In <em>Dearnley v. Mountain Creak</em>, plaintiff purchased a season pass to Mountain Creek Ski Resort in 2008. As part of the application process, plaintiff signed an agreement fully releasing Mountain Creek from any and all liability for personal injury. While visiting Mountain Creek in January 2009, plaintiff suffered serious injuries and subsequently filed suit against Mountain Creek. Oddly, plaintiffs then re-applied for a season pass several months later and signed a “Season Pass Waiver” agreeing to release all claims that they may have had against Mountain Creek. The court granted Mountain Creek’s motion for summary judgment based on the 2009 waiver finding that plaintiff surrendered the right to maintain the suit in exchange for the benefits afforded to season pass holders.
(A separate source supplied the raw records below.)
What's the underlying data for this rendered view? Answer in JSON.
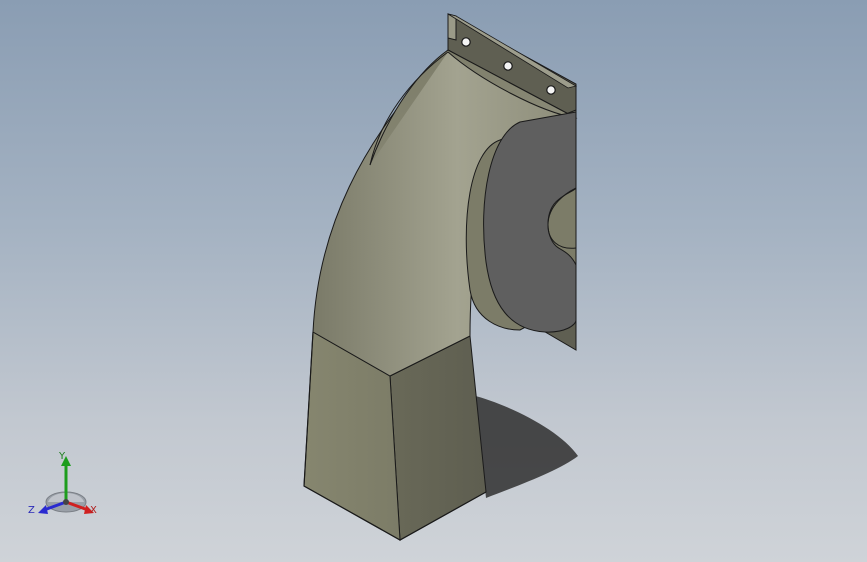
{
  "viewport": {
    "background_top": "#8a9db3",
    "background_bottom": "#cfd3d8",
    "model_color": "#8e8e7a",
    "model_shadow_color": "#5c5c5c"
  },
  "triad": {
    "axes": [
      {
        "label": "Y",
        "color": "#1d9d1d"
      },
      {
        "label": "X",
        "color": "#d02020"
      },
      {
        "label": "Z",
        "color": "#2a2ad0"
      }
    ]
  }
}
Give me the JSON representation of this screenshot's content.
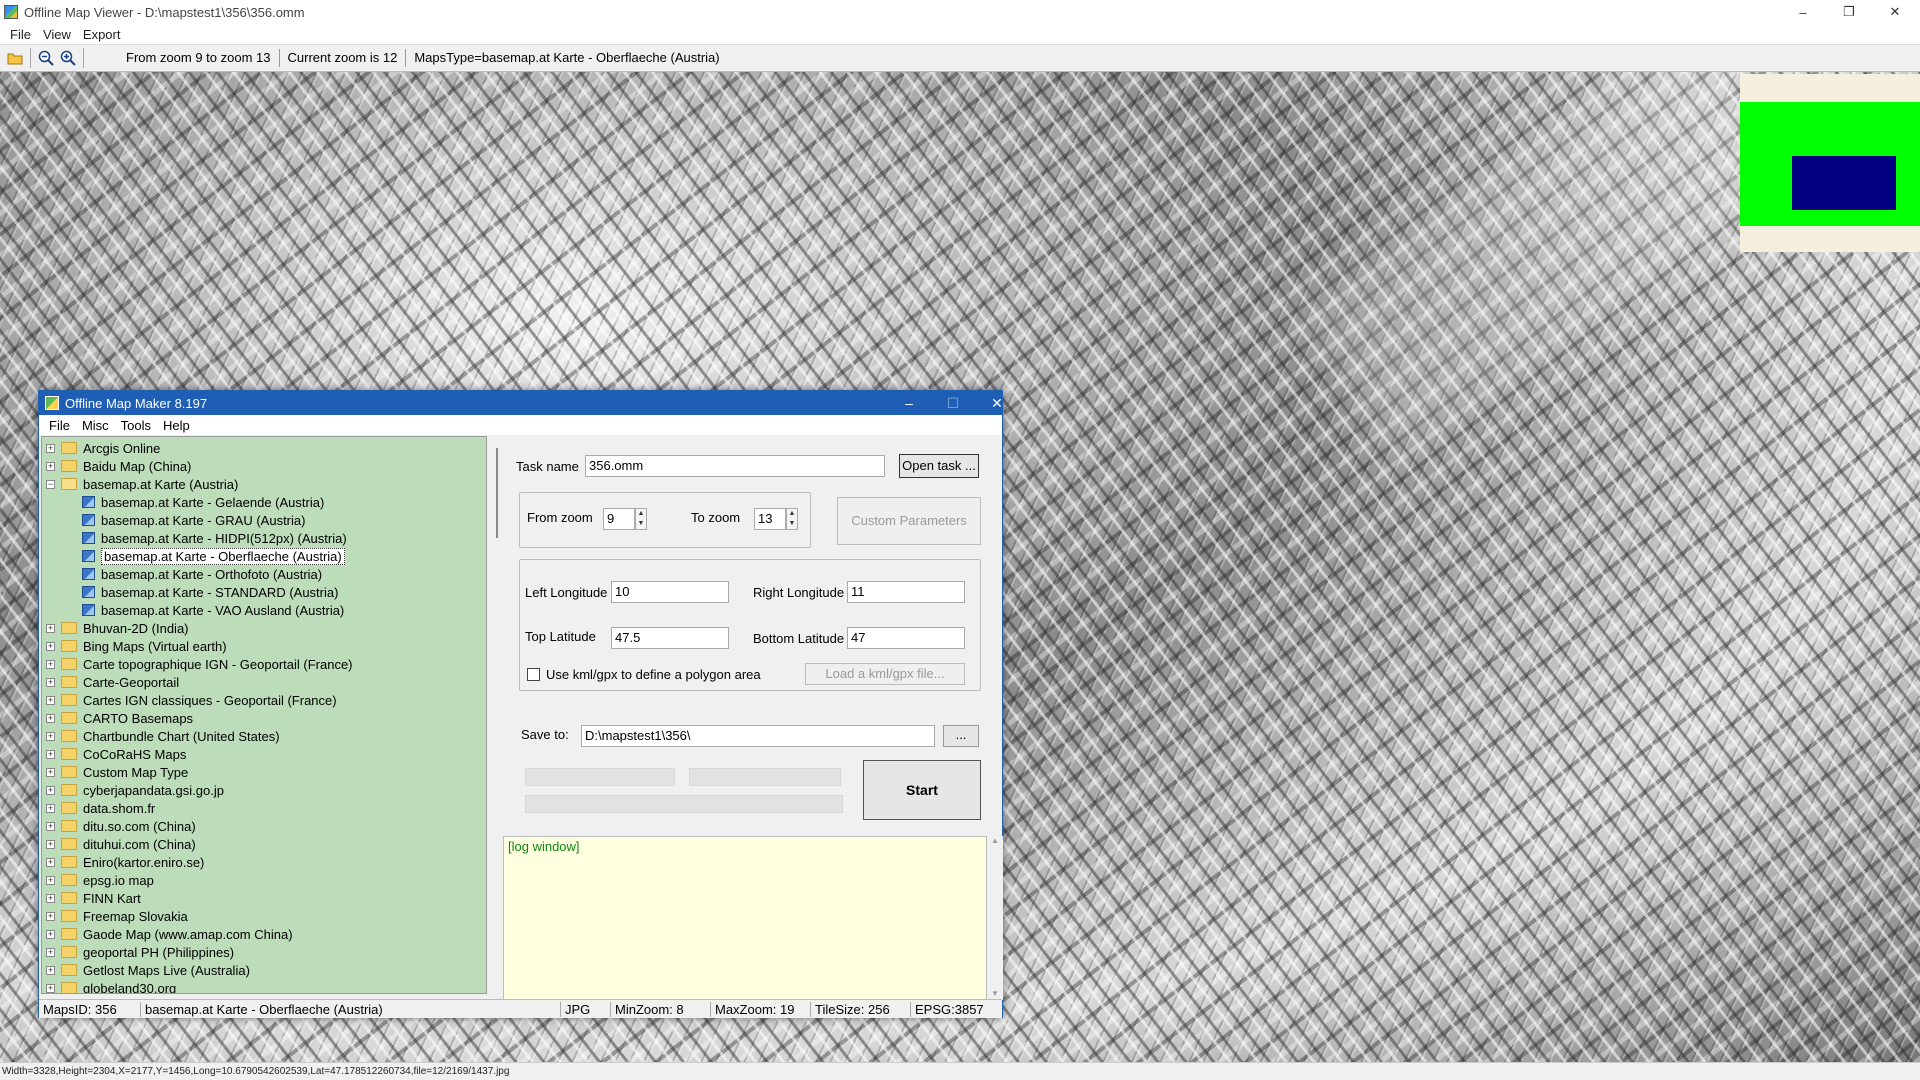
{
  "window": {
    "title": "Offline Map Viewer - D:\\mapstest1\\356\\356.omm",
    "controls": {
      "minimize": "–",
      "maximize": "❐",
      "close": "✕"
    }
  },
  "menu": [
    "File",
    "View",
    "Export"
  ],
  "toolbar": {
    "icons": [
      "open-folder-icon",
      "zoom-out-icon",
      "zoom-in-icon"
    ],
    "zoom_range": "From zoom 9 to zoom 13",
    "current_zoom": "Current zoom is 12",
    "maps_type": "MapsType=basemap.at Karte - Oberflaeche (Austria)"
  },
  "colors": {
    "minimap_bg": "#f5efe0",
    "minimap_green": "#00ff00",
    "minimap_view": "#000080",
    "tree_bg": "#bddcba",
    "dialog_title": "#1e5eb5",
    "log_bg": "#ffffe0",
    "log_text": "#118811"
  },
  "statusbar": "Width=3328,Height=2304,X=2177,Y=1456,Long=10.6790542602539,Lat=47.178512260734,file=12/2169/1437.jpg",
  "dialog": {
    "title": "Offline Map Maker 8.197",
    "controls": {
      "minimize": "–",
      "maximize": "☐",
      "close": "✕"
    },
    "menu": [
      "File",
      "Misc",
      "Tools",
      "Help"
    ],
    "tree": [
      {
        "label": "Arcgis Online",
        "type": "folder",
        "expander": "+"
      },
      {
        "label": "Baidu Map (China)",
        "type": "folder",
        "expander": "+"
      },
      {
        "label": "basemap.at Karte (Austria)",
        "type": "folder-open",
        "expander": "−"
      },
      {
        "label": "basemap.at Karte - Gelaende (Austria)",
        "type": "map"
      },
      {
        "label": "basemap.at Karte - GRAU (Austria)",
        "type": "map"
      },
      {
        "label": "basemap.at Karte - HIDPI(512px) (Austria)",
        "type": "map"
      },
      {
        "label": "basemap.at Karte - Oberflaeche (Austria)",
        "type": "map",
        "selected": true
      },
      {
        "label": "basemap.at Karte - Orthofoto (Austria)",
        "type": "map"
      },
      {
        "label": "basemap.at Karte - STANDARD (Austria)",
        "type": "map"
      },
      {
        "label": "basemap.at Karte - VAO Ausland (Austria)",
        "type": "map"
      },
      {
        "label": "Bhuvan-2D (India)",
        "type": "folder",
        "expander": "+"
      },
      {
        "label": "Bing Maps (Virtual earth)",
        "type": "folder",
        "expander": "+"
      },
      {
        "label": "Carte topographique IGN - Geoportail (France)",
        "type": "folder",
        "expander": "+"
      },
      {
        "label": "Carte-Geoportail",
        "type": "folder",
        "expander": "+"
      },
      {
        "label": "Cartes IGN classiques - Geoportail (France)",
        "type": "folder",
        "expander": "+"
      },
      {
        "label": "CARTO Basemaps",
        "type": "folder",
        "expander": "+"
      },
      {
        "label": "Chartbundle Chart (United States)",
        "type": "folder",
        "expander": "+"
      },
      {
        "label": "CoCoRaHS Maps",
        "type": "folder",
        "expander": "+"
      },
      {
        "label": "Custom Map Type",
        "type": "folder",
        "expander": "+"
      },
      {
        "label": "cyberjapandata.gsi.go.jp",
        "type": "folder",
        "expander": "+"
      },
      {
        "label": "data.shom.fr",
        "type": "folder",
        "expander": "+"
      },
      {
        "label": "ditu.so.com (China)",
        "type": "folder",
        "expander": "+"
      },
      {
        "label": "dituhui.com (China)",
        "type": "folder",
        "expander": "+"
      },
      {
        "label": "Eniro(kartor.eniro.se)",
        "type": "folder",
        "expander": "+"
      },
      {
        "label": "epsg.io map",
        "type": "folder",
        "expander": "+"
      },
      {
        "label": "FINN Kart",
        "type": "folder",
        "expander": "+"
      },
      {
        "label": "Freemap Slovakia",
        "type": "folder",
        "expander": "+"
      },
      {
        "label": "Gaode Map (www.amap.com China)",
        "type": "folder",
        "expander": "+"
      },
      {
        "label": "geoportal PH (Philippines)",
        "type": "folder",
        "expander": "+"
      },
      {
        "label": "Getlost Maps Live (Australia)",
        "type": "folder",
        "expander": "+"
      },
      {
        "label": "globeland30.org",
        "type": "folder",
        "expander": "+"
      }
    ],
    "task_name_label": "Task name",
    "task_name_value": "356.omm",
    "open_task_button": "Open task ...",
    "from_zoom_label": "From zoom",
    "from_zoom_value": "9",
    "to_zoom_label": "To zoom",
    "to_zoom_value": "13",
    "custom_params_button": "Custom Parameters",
    "left_lon_label": "Left Longitude",
    "left_lon_value": "10",
    "right_lon_label": "Right Longitude",
    "right_lon_value": "11",
    "top_lat_label": "Top Latitude",
    "top_lat_value": "47.5",
    "bottom_lat_label": "Bottom Latitude",
    "bottom_lat_value": "47",
    "kml_checkbox_label": "Use kml/gpx to define a polygon area",
    "kml_checked": false,
    "load_kml_button": "Load a kml/gpx file...",
    "save_to_label": "Save to:",
    "save_to_value": "D:\\mapstest1\\356\\",
    "browse_button": "...",
    "start_button": "Start",
    "log_text": "[log window]",
    "status": {
      "maps_id": "MapsID: 356",
      "map_name": "basemap.at Karte - Oberflaeche (Austria)",
      "format": "JPG",
      "min_zoom": "MinZoom: 8",
      "max_zoom": "MaxZoom: 19",
      "tile_size": "TileSize: 256",
      "epsg": "EPSG:3857"
    }
  }
}
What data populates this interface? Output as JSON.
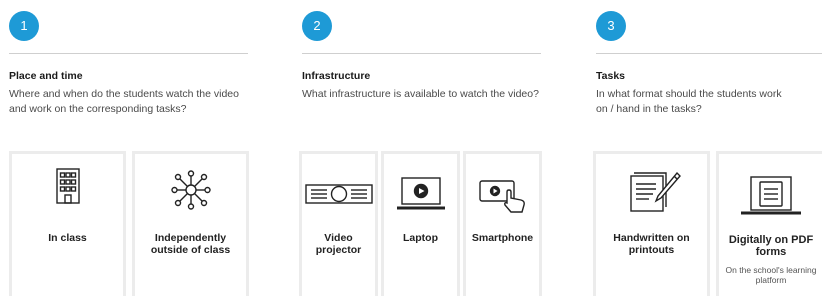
{
  "steps": [
    {
      "number": "1",
      "title": "Place and time",
      "description": "Where and when do the students watch the video and work on the corresponding tasks?",
      "options": [
        {
          "label": "In class",
          "icon": "building-icon"
        },
        {
          "label": "Independently outside of class",
          "icon": "network-icon"
        }
      ]
    },
    {
      "number": "2",
      "title": "Infrastructure",
      "description": "What infrastructure is available to watch the video?",
      "options": [
        {
          "label": "Video projector",
          "icon": "projector-icon"
        },
        {
          "label": "Laptop",
          "icon": "laptop-icon"
        },
        {
          "label": "Smartphone",
          "icon": "smartphone-icon"
        }
      ]
    },
    {
      "number": "3",
      "title": "Tasks",
      "description": "In what format should the students work on / hand in the tasks?",
      "options": [
        {
          "label": "Handwritten on printouts",
          "icon": "handwriting-icon"
        },
        {
          "label": "Digitally on PDF forms",
          "sublabel": "On the school's learning platform",
          "icon": "digital-form-icon"
        }
      ]
    }
  ],
  "colors": {
    "accent": "#1e9ad6",
    "card_border": "#ececec"
  }
}
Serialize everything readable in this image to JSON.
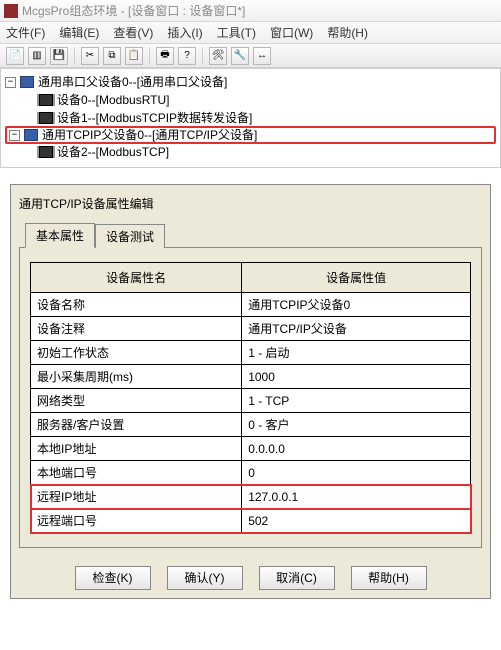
{
  "titlebar": {
    "text": "McgsPro组态环境 - [设备窗口 : 设备窗口*]"
  },
  "menus": {
    "file": "文件(F)",
    "edit": "编辑(E)",
    "view": "查看(V)",
    "insert": "插入(I)",
    "tools": "工具(T)",
    "window": "窗口(W)",
    "help": "帮助(H)"
  },
  "toolbar_icons": [
    "📄",
    "🖉",
    "📋",
    "|",
    "✂",
    "📄",
    "📋",
    "|",
    "🖨",
    "❓",
    "|",
    "🛠",
    "🔧",
    "↔"
  ],
  "tree": {
    "n0": "通用串口父设备0--[通用串口父设备]",
    "n0c0": "设备0--[ModbusRTU]",
    "n0c1": "设备1--[ModbusTCPIP数据转发设备]",
    "n1": "通用TCPIP父设备0--[通用TCP/IP父设备]",
    "n1c0": "设备2--[ModbusTCP]"
  },
  "dialog": {
    "title": "通用TCP/IP设备属性编辑",
    "tab_basic": "基本属性",
    "tab_test": "设备测试",
    "col_name": "设备属性名",
    "col_value": "设备属性值",
    "rows": [
      {
        "name": "设备名称",
        "value": "通用TCPIP父设备0"
      },
      {
        "name": "设备注释",
        "value": "通用TCP/IP父设备"
      },
      {
        "name": "初始工作状态",
        "value": "1 - 启动"
      },
      {
        "name": "最小采集周期(ms)",
        "value": "1000"
      },
      {
        "name": "网络类型",
        "value": "1 - TCP"
      },
      {
        "name": "服务器/客户设置",
        "value": "0 - 客户"
      },
      {
        "name": "本地IP地址",
        "value": "0.0.0.0"
      },
      {
        "name": "本地端口号",
        "value": "0"
      },
      {
        "name": "远程IP地址",
        "value": "127.0.0.1"
      },
      {
        "name": "远程端口号",
        "value": "502"
      }
    ],
    "btn_check": "检查(K)",
    "btn_ok": "确认(Y)",
    "btn_cancel": "取消(C)",
    "btn_help": "帮助(H)"
  }
}
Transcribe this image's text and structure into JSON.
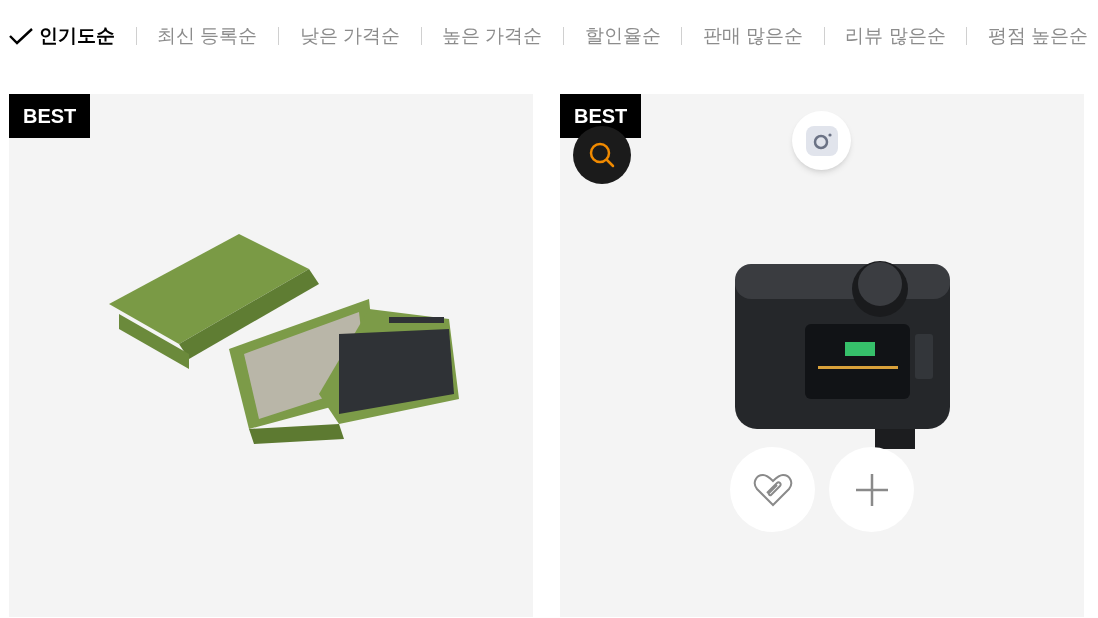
{
  "sort_options": [
    {
      "label": "인기도순",
      "selected": true
    },
    {
      "label": "최신 등록순",
      "selected": false
    },
    {
      "label": "낮은 가격순",
      "selected": false
    },
    {
      "label": "높은 가격순",
      "selected": false
    },
    {
      "label": "할인율순",
      "selected": false
    },
    {
      "label": "판매 많은순",
      "selected": false
    },
    {
      "label": "리뷰 많은순",
      "selected": false
    },
    {
      "label": "평점 높은순",
      "selected": false
    }
  ],
  "products": [
    {
      "badge": "BEST",
      "kind": "keyboard",
      "hovered": false
    },
    {
      "badge": "BEST",
      "kind": "camera",
      "hovered": true
    }
  ]
}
Plaintiff appealed claiming that the contract entered into was one of adhesion and contrary to public policy. The Appellate Division noted that contracts will ordinarily be enforced as written. Avoidance of such a contract requires clear evidence of mistake that is so grave as to make enforcement of the contract unenforceable. Because plaintiff gained a benefit from holding the season pass, and that the terms were not one-sided, the trial court’s decision was affirmed. Under these circumstances, the plaintiff’s ‘releasor’s remorse’ was not sufficient to remand the matter.
Thanks to Andrew Marra for his contribution to this post.